# WHAT NEEDS TO BE DONE
Present each line of the entries below that holds the word "JSON".

(Beginning of DATA FOR PROCESSING)

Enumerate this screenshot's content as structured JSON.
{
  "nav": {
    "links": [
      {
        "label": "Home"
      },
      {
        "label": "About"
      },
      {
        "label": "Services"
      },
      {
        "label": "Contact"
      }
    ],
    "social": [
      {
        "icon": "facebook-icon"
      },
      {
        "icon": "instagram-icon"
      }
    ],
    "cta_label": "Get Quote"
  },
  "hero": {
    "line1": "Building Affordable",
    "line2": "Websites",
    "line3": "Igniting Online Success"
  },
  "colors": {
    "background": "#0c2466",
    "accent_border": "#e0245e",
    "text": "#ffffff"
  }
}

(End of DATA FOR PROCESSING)
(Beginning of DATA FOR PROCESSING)

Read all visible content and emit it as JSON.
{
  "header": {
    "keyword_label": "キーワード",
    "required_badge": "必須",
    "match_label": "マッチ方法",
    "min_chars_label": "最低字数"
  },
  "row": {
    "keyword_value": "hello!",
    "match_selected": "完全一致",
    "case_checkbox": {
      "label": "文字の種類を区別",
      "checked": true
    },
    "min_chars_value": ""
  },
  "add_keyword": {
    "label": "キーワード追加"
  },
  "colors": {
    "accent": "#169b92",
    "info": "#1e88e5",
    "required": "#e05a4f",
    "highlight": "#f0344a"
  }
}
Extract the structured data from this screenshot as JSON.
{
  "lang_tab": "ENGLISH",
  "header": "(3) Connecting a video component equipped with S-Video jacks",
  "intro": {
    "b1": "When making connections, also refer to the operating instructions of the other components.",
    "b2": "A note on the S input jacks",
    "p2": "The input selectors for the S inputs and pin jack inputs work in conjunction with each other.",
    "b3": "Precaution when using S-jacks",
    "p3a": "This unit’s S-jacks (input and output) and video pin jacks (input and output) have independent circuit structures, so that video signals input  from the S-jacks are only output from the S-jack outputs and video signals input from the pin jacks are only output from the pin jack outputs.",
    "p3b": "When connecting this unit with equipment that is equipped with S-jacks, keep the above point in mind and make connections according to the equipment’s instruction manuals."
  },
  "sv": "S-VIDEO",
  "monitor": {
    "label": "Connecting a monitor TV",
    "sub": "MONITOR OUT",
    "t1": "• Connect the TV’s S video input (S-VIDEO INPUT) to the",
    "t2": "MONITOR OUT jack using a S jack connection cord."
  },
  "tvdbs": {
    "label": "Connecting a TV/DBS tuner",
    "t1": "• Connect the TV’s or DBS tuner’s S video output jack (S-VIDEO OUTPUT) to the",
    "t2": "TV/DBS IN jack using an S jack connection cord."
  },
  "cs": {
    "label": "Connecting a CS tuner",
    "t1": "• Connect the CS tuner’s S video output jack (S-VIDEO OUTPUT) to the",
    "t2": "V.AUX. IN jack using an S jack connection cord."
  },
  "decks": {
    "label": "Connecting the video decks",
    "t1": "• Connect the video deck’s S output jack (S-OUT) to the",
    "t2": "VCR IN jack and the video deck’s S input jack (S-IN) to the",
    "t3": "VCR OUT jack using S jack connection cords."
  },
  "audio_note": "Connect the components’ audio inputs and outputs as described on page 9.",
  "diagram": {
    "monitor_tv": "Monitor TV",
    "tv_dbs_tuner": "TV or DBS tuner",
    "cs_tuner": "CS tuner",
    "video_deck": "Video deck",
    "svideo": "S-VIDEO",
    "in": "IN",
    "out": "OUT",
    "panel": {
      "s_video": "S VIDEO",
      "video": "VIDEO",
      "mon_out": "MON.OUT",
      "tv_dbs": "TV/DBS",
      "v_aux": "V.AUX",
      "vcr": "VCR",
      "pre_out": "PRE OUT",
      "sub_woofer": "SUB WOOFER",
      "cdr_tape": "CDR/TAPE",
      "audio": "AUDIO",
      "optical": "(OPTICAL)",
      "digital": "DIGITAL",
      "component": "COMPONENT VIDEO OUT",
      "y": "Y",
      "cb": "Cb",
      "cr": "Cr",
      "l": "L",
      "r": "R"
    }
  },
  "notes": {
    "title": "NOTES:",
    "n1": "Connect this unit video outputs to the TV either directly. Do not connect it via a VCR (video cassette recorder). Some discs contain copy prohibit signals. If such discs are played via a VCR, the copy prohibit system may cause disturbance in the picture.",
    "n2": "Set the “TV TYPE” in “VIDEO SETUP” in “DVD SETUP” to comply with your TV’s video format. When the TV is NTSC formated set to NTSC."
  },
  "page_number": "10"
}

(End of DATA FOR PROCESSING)
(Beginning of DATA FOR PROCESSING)

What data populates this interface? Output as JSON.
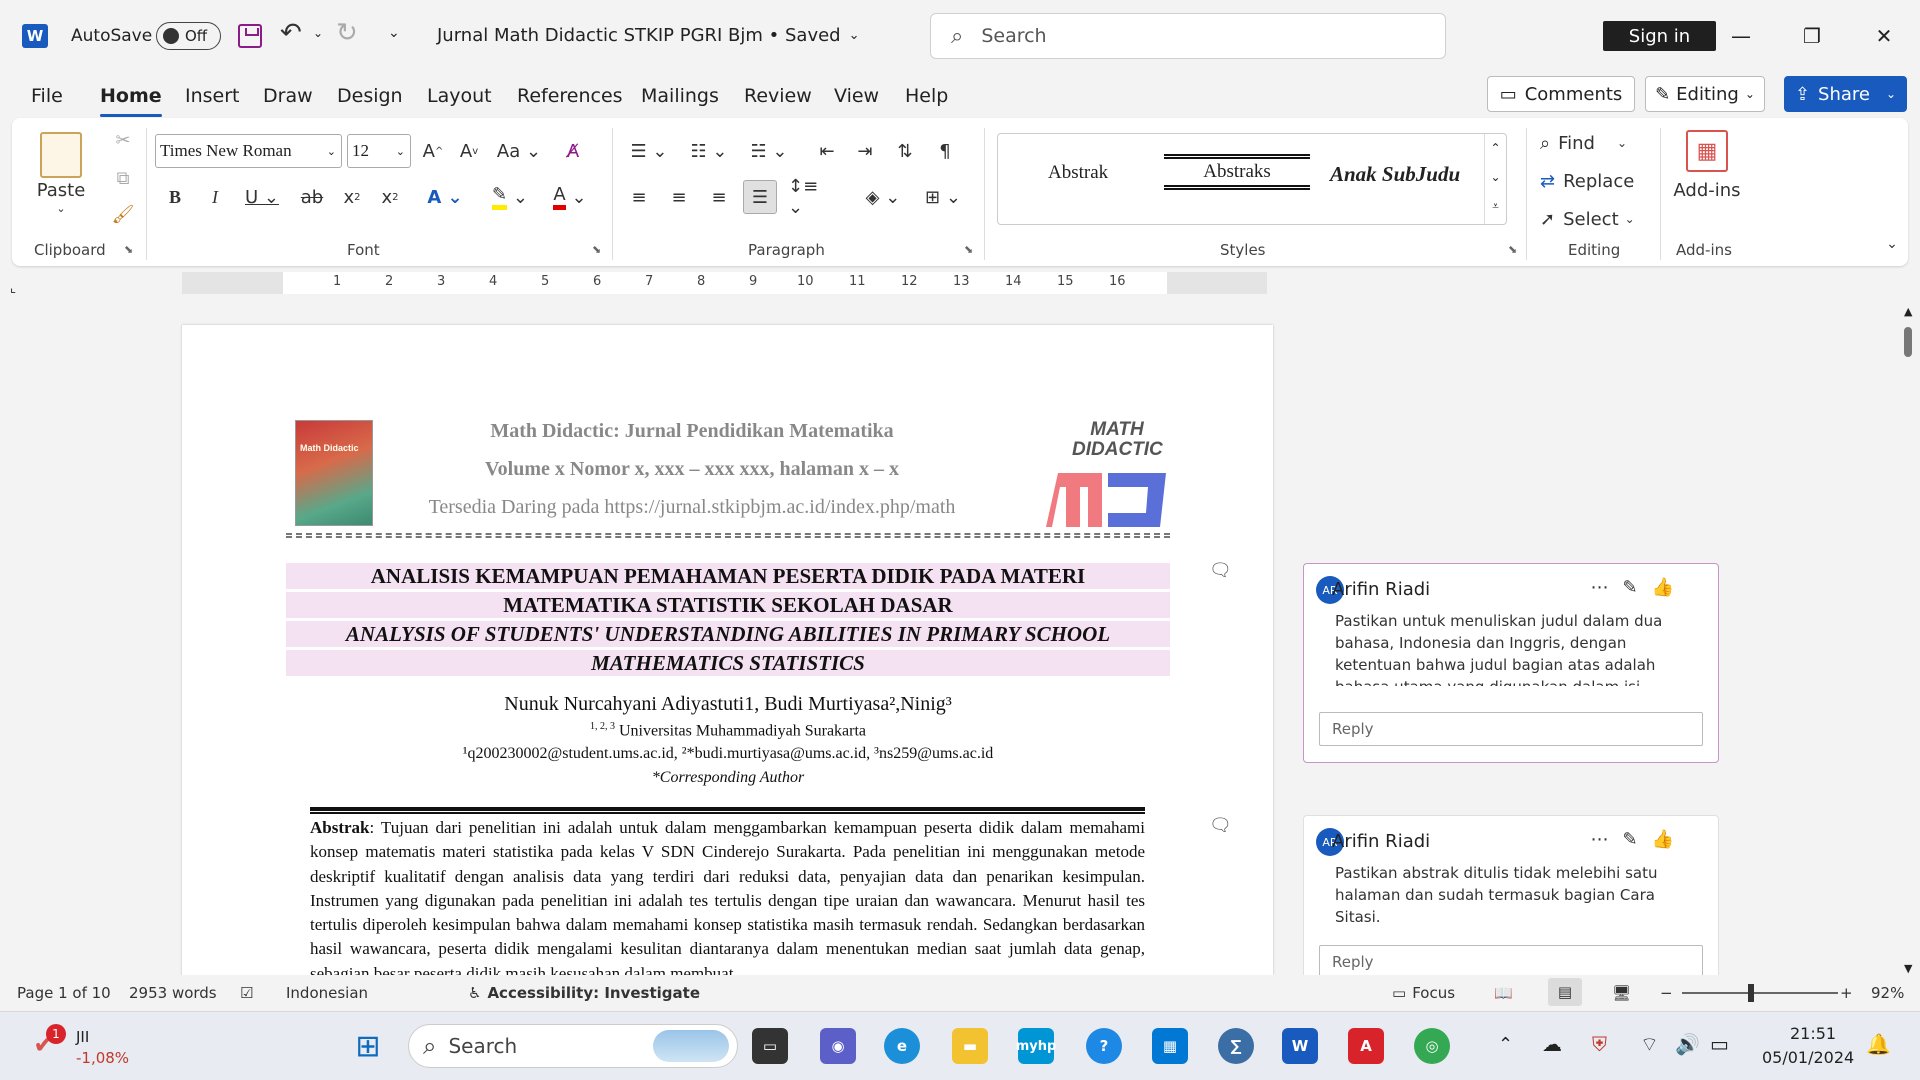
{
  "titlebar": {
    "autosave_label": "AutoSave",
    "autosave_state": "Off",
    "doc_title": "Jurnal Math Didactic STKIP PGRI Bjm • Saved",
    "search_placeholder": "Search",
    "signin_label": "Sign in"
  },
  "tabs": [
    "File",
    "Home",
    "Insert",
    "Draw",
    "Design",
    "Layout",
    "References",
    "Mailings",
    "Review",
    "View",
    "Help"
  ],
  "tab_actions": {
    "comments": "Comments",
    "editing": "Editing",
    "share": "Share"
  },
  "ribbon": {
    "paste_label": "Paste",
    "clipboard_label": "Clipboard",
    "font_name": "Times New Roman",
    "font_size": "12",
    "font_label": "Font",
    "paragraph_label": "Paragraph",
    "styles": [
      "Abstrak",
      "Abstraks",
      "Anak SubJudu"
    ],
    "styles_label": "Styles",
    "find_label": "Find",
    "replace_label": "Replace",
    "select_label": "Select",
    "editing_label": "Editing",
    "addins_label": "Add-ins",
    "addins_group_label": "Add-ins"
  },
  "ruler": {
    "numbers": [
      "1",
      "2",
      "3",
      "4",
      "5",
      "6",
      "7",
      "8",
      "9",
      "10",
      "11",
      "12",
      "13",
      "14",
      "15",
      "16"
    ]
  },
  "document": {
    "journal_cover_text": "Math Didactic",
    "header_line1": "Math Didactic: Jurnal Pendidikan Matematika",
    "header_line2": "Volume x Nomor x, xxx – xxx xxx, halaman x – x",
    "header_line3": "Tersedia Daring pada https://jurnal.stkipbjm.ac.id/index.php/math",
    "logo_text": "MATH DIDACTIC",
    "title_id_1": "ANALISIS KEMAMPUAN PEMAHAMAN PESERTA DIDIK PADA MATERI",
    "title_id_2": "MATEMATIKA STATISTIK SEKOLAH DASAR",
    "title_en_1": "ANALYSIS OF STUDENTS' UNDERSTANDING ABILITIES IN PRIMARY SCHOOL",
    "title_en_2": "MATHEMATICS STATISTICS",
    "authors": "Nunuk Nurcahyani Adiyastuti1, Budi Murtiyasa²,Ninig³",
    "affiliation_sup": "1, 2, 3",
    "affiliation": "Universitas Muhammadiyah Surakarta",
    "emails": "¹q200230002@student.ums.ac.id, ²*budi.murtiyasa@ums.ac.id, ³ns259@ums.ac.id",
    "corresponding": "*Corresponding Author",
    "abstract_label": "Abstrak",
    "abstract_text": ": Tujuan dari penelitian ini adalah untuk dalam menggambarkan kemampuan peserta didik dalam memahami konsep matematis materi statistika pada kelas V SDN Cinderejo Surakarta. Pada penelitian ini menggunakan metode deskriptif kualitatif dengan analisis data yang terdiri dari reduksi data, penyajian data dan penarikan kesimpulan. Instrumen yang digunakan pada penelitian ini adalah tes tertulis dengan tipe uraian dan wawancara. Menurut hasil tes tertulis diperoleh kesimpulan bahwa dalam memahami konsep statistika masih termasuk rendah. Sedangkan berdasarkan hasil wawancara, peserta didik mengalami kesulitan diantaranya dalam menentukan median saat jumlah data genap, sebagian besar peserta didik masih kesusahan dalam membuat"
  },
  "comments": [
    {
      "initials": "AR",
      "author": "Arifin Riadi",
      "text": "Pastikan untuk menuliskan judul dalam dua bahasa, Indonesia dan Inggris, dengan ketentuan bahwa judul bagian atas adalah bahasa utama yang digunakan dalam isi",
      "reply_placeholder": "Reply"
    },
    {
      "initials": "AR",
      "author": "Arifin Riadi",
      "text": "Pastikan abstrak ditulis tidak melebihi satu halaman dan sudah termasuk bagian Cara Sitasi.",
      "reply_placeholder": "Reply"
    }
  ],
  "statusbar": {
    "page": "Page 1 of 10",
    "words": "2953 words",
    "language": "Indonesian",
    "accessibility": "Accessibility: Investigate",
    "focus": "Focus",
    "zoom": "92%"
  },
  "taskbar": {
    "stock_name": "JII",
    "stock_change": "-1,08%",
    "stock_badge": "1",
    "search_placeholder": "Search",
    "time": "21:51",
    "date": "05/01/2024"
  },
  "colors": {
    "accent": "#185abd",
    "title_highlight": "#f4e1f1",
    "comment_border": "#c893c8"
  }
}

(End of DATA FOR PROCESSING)

# EXERCISE SOLUTION
Enumerate this screenshot's content as structured JSON.
Read all visible content and emit it as JSON.
Extract the structured data from this screenshot as JSON.
What data populates this interface? Output as JSON.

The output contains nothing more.